Court Filing: Manhattan DA Is Preparing To Indict Trump For Bank And Insurance Fraud

Based on a filing in a New York federal court on Monday, Manhattan District Attorney Cyrus Vance Jr. is working to indict Donald Trump and the Trump Organization on charges of bank and insurance fraud, the New York Times reports:

“The Manhattan district attorney’s office suggested on Monday that it has been investigating President Trump and his company for possible bank and insurance fraud, a significantly broader inquiry than the prosecutors have acknowledged in the past.

“The office of the district attorney, Cyrus R. Vance Jr., made the disclosure in a new federal court filing arguing Mr. Trump’s accountants should have to comply with its subpoena seeking eight years of his personal and corporate tax returns. Mr. Trump has asked a judge to declare the subpoena invalid.”


The Hill notes that prosecutors also suspect the Trump Organization has been involved in criminal conduct for some time now:

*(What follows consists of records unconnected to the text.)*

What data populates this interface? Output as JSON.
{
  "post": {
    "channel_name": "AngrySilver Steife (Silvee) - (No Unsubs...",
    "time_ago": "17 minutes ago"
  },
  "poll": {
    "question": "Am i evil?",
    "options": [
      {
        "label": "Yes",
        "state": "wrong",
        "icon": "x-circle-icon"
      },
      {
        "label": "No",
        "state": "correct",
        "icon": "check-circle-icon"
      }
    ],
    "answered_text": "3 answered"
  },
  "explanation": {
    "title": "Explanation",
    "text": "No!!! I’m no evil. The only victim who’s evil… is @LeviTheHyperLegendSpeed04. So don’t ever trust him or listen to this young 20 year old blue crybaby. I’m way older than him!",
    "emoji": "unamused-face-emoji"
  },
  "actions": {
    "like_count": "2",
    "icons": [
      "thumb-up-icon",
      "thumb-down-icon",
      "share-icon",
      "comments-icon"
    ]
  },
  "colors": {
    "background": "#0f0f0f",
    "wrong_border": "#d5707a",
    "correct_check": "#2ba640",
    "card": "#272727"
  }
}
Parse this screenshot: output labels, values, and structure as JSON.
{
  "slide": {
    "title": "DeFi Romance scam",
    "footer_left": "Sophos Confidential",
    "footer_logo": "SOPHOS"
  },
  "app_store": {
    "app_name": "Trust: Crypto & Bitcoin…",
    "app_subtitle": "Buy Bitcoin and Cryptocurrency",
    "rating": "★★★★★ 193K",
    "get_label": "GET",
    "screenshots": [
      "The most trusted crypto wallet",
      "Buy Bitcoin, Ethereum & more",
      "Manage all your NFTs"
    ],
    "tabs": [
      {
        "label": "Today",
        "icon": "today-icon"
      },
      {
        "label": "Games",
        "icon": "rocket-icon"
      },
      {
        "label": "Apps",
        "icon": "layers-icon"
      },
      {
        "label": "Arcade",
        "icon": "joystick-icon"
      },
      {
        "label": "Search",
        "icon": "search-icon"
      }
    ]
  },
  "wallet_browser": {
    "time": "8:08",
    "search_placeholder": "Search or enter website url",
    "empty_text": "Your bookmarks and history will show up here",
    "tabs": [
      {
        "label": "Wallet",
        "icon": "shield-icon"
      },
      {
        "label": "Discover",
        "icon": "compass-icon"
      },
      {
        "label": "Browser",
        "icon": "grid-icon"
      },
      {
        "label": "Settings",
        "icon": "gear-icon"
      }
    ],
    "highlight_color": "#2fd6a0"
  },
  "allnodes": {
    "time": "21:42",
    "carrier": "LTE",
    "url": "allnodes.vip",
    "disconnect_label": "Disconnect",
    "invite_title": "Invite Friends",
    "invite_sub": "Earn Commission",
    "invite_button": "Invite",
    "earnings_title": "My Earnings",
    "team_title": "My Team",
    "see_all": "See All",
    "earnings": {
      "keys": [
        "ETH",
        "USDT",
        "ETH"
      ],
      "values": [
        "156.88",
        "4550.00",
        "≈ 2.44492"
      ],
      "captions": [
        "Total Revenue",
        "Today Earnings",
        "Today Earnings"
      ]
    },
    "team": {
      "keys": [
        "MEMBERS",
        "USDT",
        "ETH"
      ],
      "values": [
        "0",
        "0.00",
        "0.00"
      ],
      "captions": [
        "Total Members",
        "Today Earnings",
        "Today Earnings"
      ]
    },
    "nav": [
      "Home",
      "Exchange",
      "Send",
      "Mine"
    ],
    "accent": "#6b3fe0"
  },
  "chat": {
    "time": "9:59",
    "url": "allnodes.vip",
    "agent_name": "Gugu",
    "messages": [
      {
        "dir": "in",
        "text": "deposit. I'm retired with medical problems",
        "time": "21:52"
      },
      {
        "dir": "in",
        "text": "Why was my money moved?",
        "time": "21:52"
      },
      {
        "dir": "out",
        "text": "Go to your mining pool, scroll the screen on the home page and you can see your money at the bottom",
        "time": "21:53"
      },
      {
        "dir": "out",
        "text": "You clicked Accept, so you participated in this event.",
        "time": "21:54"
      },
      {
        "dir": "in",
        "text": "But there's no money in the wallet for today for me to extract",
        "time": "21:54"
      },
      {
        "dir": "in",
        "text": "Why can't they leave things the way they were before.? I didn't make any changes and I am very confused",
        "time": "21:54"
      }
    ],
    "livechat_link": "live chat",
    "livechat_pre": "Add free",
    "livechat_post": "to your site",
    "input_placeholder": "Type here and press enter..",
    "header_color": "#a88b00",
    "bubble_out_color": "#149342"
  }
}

“‘In light of these public reports of possibly extensive and protracted criminal conduct at the Trump Organization, there was nothing facially improper (or even particularly unusual) about the Mazars Subpoena, which issued in connection with a complex financial investigation, requesting eight years of records from an accounting firm,’ prosecutors wrote in a court filing submitted Monday.”